Nope, we are not talking about the Broadway show (or the movie for that matter), but if you want to read and sing along to
“Aquarius” knock yourself out!.
Hairs in Botany are called Trichomes ( Greek). They come in every size, shape and color imaginable.
Some have glands in their tips and others at their base, or no glands at all. Some are solid, others are hollow – and some of
those have irritating oils or poisons inside the hollow space. They could be singular cells or multi cellular. Its endless!
Their special traits are directly related to the environment in which the plant evolved. The one characteristic that unites
them all is they occur on epidermal tissue (below top) – the soft outer “skin” – and never on secondary tissue like bark.
Keep in mind that hairs may look similar in different species (below bottom) but may have widely distinct functions. The sheer
number of functions they offer plants makes it clear how this is driven by being an environmental advantage.
Non glandular Trichomes
These are simple hairs with no substances in them. In alpine plants (see Cousin It below top) hollow hairs insulate the
central growing centers from the cold. Lavender is very hairy and is a waxy white – it evolved in a windy and sunny
environment. The hairs in African violets (below center) come in 2 sizes (to see the smaller one you need a microscope!!)
they are there to deter insects from eating the leaf as well as to reduce the loss of water through evaporation. Same thing
in tomato (below bottom ) hairs.
Hairs block the intense sun and the UV rays in all those hairy succulents we love (below top)! They slow the effect of the
wind like in Globemallow (below center) or reflect sunlight and break up the wind like in Sagebrush (below bottom). They can
even direct raindrops to roll off the tip of a leaf. (common in tropical rain forests).
Glandular Trichomes – not the same type of glands your grand aunt referred to when complaining about her weight !
These types of trichomes are known to secrete various substances including water, nectar, resins, mucilage, salt, oils,
poisons, irritants, and terpens among others. Glandular trichomes not only vary in the type of substances they secrete, but
also with regards to the mode through which they use these secretions.
The stinging hairs and glandular hairs on Urtica dioica (stinging nettle) is a good example. The hairs have basal bulb that
gives rise to a protruding stiff and slender structure which will break off and penetrate the skin. They secrete a poison that
can burn or irritate.
Marijuana – apparently a very popular plant nowadays – has hairs that function as a defense mechanism. When female
cannabis plants begin to produce flowers they become vulnerable to various insects and animals as well as harmful UV
rays. The hairs are a deterrent for animals because their bitter taste and strong aromas render cannabis flowers
unpalatable. At the same time, they protect the plants from UV rays, damaging winds, and even fungal growth.
One group of trichomes secrete a type of mucilage (think slimy Aloe) that serves to trap insects when they come in contact
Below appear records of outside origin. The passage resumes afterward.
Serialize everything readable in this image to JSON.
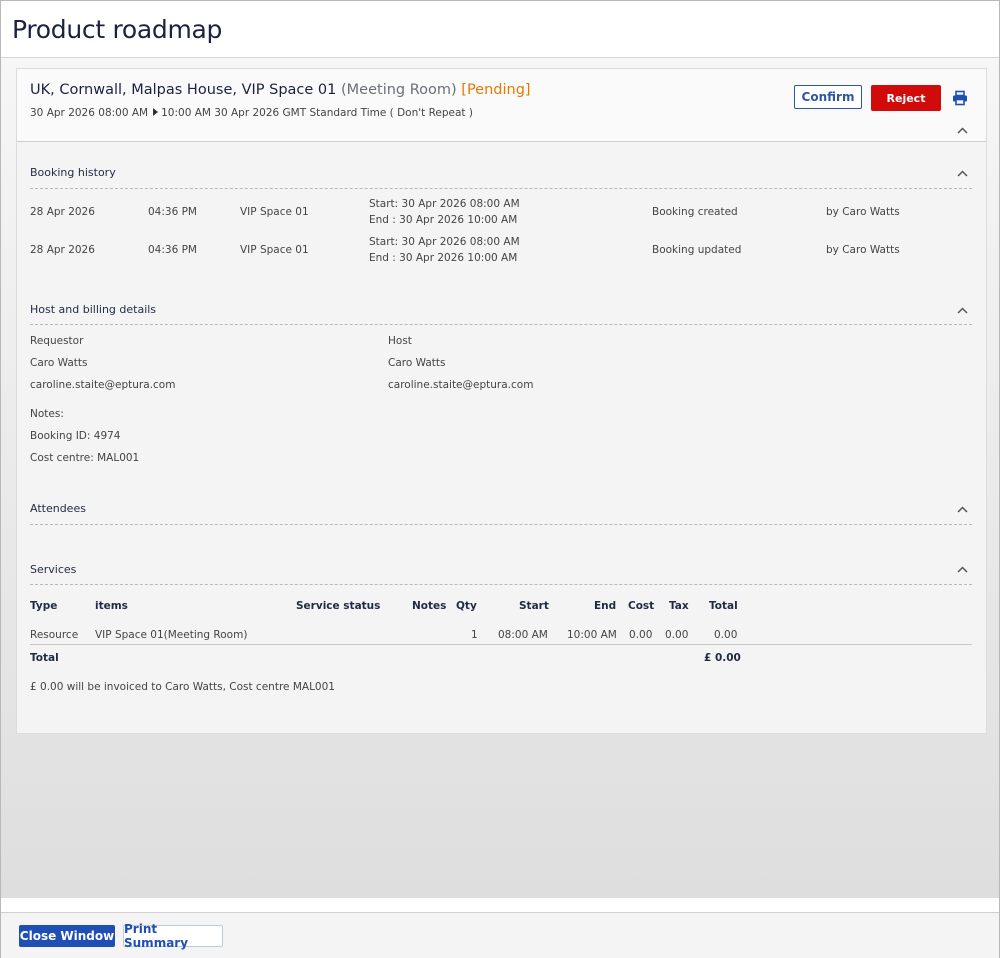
{
  "window": {
    "title": "Product roadmap"
  },
  "booking": {
    "location": "UK, Cornwall, Malpas House, VIP Space 01",
    "type": "(Meeting Room)",
    "status": "[Pending]",
    "start": "30 Apr 2026 08:00 AM",
    "end": "10:00 AM 30 Apr 2026 GMT Standard Time ( Don't Repeat )",
    "confirm_label": "Confirm",
    "reject_label": "Reject"
  },
  "history": {
    "title": "Booking history",
    "rows": [
      {
        "date": "28 Apr 2026",
        "time": "04:36 PM",
        "space": "VIP Space 01",
        "start": "Start: 30 Apr 2026 08:00 AM",
        "end": "End : 30 Apr 2026 10:00 AM",
        "action": "Booking created",
        "by": "by Caro Watts"
      },
      {
        "date": "28 Apr 2026",
        "time": "04:36 PM",
        "space": "VIP Space 01",
        "start": "Start: 30 Apr 2026 08:00 AM",
        "end": "End : 30 Apr 2026 10:00 AM",
        "action": "Booking updated",
        "by": "by Caro Watts"
      }
    ]
  },
  "billing": {
    "title": "Host and billing details",
    "requestor_label": "Requestor",
    "requestor_name": "Caro Watts",
    "requestor_email": "caroline.staite@eptura.com",
    "host_label": "Host",
    "host_name": "Caro Watts",
    "host_email": "caroline.staite@eptura.com",
    "notes": "Notes:",
    "booking_id": "Booking ID: 4974",
    "cost_centre": "Cost centre: MAL001"
  },
  "attendees": {
    "title": "Attendees"
  },
  "services": {
    "title": "Services",
    "headers": {
      "type": "Type",
      "items": "items",
      "status": "Service status",
      "notes": "Notes",
      "qty": "Qty",
      "start": "Start",
      "end": "End",
      "cost": "Cost",
      "tax": "Tax",
      "total": "Total"
    },
    "row": {
      "type": "Resource",
      "items": "VIP Space 01(Meeting Room)",
      "qty": "1",
      "start": "08:00 AM",
      "end": "10:00 AM",
      "cost": "0.00",
      "tax": "0.00",
      "total": "0.00"
    },
    "total_label": "Total",
    "total_value": "£ 0.00",
    "invoice_note": "£ 0.00 will be invoiced to Caro Watts, Cost centre MAL001"
  },
  "footer": {
    "close_label": "Close Window",
    "print_label": "Print Summary"
  },
  "colors": {
    "accent": "#1f4fb5",
    "danger": "#d10a0a",
    "pending": "#e07b00"
  },
  "icons": {
    "print": "printer-icon",
    "collapse": "chevron-up-icon"
  }
}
with the plant leaves. Mucilage also helps prevent excessive water loss from the leaves. This happens in apples and
sorghum where the unicellular hairs secrete droplets, ensuring the plant does not dry out.
Carnivorous plant leaves like in sundew (below left) forms trichomes with digestive glands at its tip used to eat insects!,
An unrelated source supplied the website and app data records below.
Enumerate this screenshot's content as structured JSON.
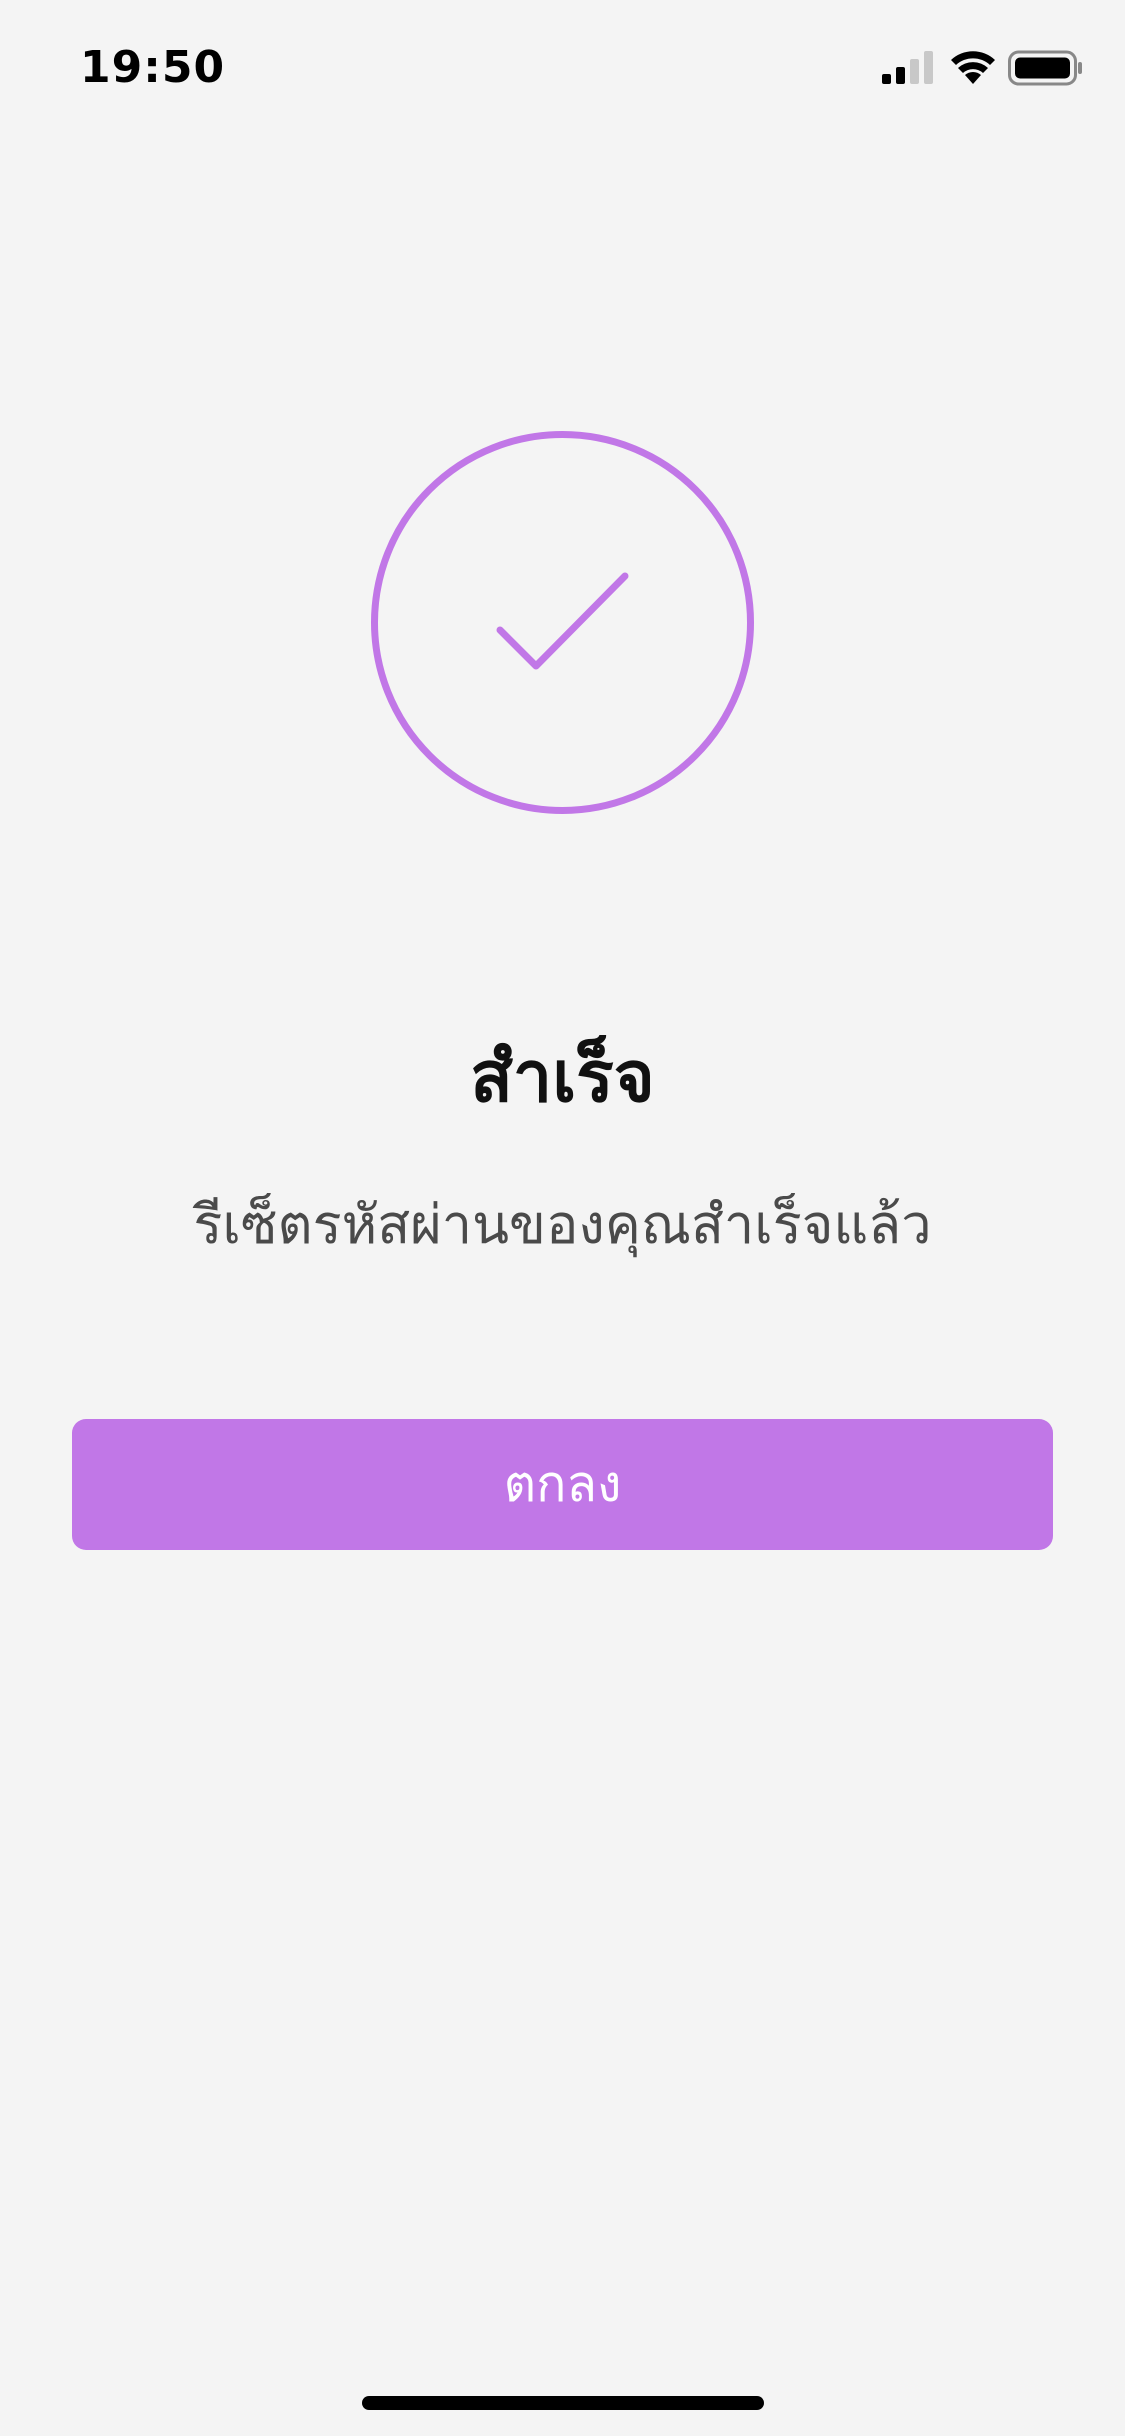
{
  "status_bar": {
    "time": "19:50",
    "icons": [
      "signal-icon",
      "wifi-icon",
      "battery-icon"
    ]
  },
  "colors": {
    "accent": "#c177e7",
    "background": "#f4f4f4",
    "title": "#111111",
    "message": "#4a4a4a",
    "button_text": "#ffffff"
  },
  "success": {
    "icon": "check-circle-icon",
    "title": "สำเร็จ",
    "message": "รีเซ็ตรหัสผ่านของคุณสำเร็จแล้ว"
  },
  "actions": {
    "ok_label": "ตกลง"
  }
}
dock and sorrel excrete water, basil (below right) secretes a fragrant oil, brackish or salt water mangrove plants (below
center) excrete excess salt as crystals, and the oils from Cymbopogon hairs (lemongrass) repel insects.
So go seek out some hairy plants and try to figure out why they are that way! You may find the answer most revealing!
Written by Peter Morris – our resident Horticulturalist